* _EXERCISE PROMPT_
Only the lines holding the string "antes" are needed; copy each of them from the data.

Records contained in a dataset:

• • • • •

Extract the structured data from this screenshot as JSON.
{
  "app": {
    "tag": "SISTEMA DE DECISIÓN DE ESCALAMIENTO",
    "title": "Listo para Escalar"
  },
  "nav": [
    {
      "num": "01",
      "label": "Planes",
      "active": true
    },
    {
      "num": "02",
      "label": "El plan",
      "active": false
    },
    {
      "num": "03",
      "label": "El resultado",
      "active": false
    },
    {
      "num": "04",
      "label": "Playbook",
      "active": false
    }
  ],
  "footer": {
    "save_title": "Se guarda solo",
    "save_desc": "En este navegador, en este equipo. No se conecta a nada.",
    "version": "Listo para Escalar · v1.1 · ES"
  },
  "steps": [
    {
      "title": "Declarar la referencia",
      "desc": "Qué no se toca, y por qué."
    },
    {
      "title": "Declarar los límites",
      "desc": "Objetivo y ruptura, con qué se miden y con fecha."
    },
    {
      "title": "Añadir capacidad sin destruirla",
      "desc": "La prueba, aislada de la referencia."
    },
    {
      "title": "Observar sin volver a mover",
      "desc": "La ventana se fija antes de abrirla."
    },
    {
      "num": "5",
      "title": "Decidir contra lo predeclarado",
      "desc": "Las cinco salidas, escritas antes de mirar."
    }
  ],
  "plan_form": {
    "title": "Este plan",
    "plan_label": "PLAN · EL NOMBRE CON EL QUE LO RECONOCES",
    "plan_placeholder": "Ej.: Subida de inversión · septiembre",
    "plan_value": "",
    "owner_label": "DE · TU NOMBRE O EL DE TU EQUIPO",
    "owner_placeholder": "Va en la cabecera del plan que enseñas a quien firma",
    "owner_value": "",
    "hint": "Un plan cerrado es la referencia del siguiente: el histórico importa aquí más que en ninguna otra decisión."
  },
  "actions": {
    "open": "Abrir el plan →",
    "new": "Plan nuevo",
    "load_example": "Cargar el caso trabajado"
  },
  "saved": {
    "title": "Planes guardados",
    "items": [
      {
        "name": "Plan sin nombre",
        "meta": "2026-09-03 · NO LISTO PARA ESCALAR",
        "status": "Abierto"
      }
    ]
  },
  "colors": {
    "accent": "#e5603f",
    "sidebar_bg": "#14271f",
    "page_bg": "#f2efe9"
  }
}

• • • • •

* _YOUR SOLUTION_
      "desc": "La ventana se fija antes de abrirla."
      "desc": "Las cinco salidas, escritas antes de mirar."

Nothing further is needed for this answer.